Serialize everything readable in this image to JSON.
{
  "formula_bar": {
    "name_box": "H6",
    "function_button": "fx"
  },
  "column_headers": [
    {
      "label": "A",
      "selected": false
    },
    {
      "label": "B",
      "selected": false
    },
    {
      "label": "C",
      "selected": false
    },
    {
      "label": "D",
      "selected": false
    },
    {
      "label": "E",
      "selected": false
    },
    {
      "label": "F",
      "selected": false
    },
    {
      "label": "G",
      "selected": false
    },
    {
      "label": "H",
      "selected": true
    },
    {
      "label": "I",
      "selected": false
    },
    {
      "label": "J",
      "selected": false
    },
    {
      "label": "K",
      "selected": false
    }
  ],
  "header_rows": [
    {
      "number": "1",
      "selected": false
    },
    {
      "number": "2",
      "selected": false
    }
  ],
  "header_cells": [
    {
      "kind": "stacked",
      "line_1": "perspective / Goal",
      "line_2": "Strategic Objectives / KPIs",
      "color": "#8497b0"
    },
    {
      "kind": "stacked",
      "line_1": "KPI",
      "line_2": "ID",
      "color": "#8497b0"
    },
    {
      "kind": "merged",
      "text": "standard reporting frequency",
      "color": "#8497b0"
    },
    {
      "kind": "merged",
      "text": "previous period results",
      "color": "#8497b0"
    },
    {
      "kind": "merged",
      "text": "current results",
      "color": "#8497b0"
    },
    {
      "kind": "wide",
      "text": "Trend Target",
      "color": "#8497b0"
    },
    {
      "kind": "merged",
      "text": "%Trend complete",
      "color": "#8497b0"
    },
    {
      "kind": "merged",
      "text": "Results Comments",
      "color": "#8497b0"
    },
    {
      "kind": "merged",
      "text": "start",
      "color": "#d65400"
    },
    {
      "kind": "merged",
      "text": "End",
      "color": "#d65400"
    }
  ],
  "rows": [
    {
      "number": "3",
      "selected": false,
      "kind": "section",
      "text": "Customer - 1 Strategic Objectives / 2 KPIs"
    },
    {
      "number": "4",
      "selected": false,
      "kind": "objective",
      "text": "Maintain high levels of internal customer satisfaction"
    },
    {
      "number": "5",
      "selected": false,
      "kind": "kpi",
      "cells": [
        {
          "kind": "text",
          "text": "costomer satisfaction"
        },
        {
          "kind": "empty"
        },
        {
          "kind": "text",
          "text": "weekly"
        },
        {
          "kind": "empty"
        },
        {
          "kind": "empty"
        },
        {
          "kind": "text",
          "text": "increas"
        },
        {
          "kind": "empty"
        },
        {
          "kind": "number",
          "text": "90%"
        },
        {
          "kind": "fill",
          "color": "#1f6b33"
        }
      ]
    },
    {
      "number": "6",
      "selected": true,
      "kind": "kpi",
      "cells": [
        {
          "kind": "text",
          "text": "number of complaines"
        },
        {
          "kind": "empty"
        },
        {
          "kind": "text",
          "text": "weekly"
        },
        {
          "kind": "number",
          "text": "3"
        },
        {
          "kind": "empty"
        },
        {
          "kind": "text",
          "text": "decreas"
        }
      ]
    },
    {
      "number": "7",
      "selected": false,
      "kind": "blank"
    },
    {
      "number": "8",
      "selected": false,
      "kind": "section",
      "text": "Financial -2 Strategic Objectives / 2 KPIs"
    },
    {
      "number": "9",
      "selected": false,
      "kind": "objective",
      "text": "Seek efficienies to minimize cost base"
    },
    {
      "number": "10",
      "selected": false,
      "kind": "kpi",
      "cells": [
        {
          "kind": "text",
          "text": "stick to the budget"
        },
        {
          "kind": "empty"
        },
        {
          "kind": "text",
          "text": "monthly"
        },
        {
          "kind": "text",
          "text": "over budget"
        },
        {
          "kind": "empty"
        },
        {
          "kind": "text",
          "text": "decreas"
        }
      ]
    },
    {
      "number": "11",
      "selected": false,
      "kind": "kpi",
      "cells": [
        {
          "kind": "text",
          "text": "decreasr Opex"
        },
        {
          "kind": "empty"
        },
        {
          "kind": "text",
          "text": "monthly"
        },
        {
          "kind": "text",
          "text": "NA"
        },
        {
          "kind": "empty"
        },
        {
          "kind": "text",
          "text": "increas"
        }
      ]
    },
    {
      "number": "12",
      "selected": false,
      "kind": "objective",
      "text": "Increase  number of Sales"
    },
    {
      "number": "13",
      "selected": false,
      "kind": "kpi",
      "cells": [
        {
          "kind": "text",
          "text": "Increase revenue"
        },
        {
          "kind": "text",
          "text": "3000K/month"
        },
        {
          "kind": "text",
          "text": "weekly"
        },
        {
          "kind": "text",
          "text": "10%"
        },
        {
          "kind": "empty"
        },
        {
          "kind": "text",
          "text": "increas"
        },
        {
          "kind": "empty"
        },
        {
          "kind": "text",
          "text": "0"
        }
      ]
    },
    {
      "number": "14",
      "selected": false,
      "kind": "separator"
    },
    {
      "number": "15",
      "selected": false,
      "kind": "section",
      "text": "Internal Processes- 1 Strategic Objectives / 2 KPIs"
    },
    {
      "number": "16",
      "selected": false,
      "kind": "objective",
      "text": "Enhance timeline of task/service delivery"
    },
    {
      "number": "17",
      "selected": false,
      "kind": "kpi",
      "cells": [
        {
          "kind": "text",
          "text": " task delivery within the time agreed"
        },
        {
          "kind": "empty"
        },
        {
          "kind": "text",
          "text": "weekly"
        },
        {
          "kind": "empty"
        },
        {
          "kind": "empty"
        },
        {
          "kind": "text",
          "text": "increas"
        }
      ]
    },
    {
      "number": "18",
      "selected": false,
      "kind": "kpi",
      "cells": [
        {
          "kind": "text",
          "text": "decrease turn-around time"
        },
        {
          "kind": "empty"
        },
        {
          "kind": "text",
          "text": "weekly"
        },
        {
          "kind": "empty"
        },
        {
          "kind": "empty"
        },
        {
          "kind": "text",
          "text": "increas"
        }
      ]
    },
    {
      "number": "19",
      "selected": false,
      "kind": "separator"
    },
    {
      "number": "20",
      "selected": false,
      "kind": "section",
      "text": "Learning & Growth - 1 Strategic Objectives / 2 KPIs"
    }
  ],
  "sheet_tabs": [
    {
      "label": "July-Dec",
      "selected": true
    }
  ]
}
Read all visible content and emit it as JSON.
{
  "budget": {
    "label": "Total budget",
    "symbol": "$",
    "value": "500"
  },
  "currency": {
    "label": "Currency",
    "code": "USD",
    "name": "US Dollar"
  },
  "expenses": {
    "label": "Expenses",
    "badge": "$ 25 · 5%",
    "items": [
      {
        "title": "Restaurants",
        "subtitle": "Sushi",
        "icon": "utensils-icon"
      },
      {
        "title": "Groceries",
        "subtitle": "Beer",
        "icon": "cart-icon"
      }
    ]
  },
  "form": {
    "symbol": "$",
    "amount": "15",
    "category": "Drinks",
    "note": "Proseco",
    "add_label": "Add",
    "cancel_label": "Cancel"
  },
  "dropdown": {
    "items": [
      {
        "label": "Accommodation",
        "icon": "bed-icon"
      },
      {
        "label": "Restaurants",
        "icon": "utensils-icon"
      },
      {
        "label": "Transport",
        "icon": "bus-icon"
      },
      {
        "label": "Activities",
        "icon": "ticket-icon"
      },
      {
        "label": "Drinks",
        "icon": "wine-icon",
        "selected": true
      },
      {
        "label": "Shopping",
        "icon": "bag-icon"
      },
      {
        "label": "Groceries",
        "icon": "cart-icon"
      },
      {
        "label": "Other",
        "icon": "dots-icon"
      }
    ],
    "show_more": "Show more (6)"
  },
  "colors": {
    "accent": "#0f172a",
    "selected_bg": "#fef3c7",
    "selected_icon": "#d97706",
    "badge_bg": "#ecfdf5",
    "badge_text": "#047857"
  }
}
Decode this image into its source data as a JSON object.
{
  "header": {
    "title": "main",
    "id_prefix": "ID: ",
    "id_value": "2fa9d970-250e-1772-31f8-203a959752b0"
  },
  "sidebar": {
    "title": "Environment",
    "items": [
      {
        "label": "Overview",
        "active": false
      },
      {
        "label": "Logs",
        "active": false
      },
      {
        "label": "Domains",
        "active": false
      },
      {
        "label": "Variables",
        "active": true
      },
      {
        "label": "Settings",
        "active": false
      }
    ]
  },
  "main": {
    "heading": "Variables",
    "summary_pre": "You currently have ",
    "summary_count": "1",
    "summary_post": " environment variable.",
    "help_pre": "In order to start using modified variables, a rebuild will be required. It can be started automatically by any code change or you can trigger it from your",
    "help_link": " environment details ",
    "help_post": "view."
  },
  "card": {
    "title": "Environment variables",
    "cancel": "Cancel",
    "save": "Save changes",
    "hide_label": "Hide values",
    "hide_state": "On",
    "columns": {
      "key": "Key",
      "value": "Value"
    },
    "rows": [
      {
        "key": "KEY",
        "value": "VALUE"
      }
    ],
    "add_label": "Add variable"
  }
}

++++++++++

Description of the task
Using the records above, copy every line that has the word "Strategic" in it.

Result of this task
      "line_2": "Strategic Objectives / KPIs",
      "text": "Customer - 1 Strategic Objectives / 2 KPIs"
      "text": "Financial -2 Strategic Objectives / 2 KPIs"
      "text": "Internal Processes- 1 Strategic Objectives / 2 KPIs"
      "text": "Learning & Growth - 1 Strategic Objectives / 2 KPIs"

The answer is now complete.